**EXTRACTED ENTRIES**
● ● ● ● ●

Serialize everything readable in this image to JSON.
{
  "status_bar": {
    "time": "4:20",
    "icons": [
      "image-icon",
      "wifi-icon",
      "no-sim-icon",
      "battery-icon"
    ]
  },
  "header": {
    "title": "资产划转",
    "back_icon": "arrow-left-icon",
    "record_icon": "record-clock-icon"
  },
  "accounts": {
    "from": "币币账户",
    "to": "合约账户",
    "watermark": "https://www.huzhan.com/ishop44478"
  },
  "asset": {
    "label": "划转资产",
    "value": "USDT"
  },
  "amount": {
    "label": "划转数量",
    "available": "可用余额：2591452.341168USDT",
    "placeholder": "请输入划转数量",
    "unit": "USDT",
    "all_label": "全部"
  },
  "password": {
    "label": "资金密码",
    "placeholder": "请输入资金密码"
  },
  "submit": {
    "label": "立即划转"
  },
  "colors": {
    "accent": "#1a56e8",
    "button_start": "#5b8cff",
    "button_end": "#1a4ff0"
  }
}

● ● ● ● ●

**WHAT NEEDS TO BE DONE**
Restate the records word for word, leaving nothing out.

**EXERCISE OUTPUT**
Serialize everything readable in this image to JSON.
{
  "status_bar": {
    "time": "4:20",
    "icons": [
      "image-icon",
      "wifi-icon",
      "no-sim-icon",
      "battery-icon"
    ]
  },
  "header": {
    "title": "资产划转",
    "back_icon": "arrow-left-icon",
    "record_icon": "record-clock-icon"
  },
  "accounts": {
    "from": "币币账户",
    "to": "合约账户",
    "watermark": "https://www.huzhan.com/ishop44478"
  },
  "asset": {
    "label": "划转资产",
    "value": "USDT"
  },
  "amount": {
    "label": "划转数量",
    "available": "可用余额：2591452.341168USDT",
    "placeholder": "请输入划转数量",
    "unit": "USDT",
    "all_label": "全部"
  },
  "password": {
    "label": "资金密码",
    "placeholder": "请输入资金密码"
  },
  "submit": {
    "label": "立即划转"
  },
  "colors": {
    "accent": "#1a56e8",
    "button_start": "#5b8cff",
    "button_end": "#1a4ff0"
  }
}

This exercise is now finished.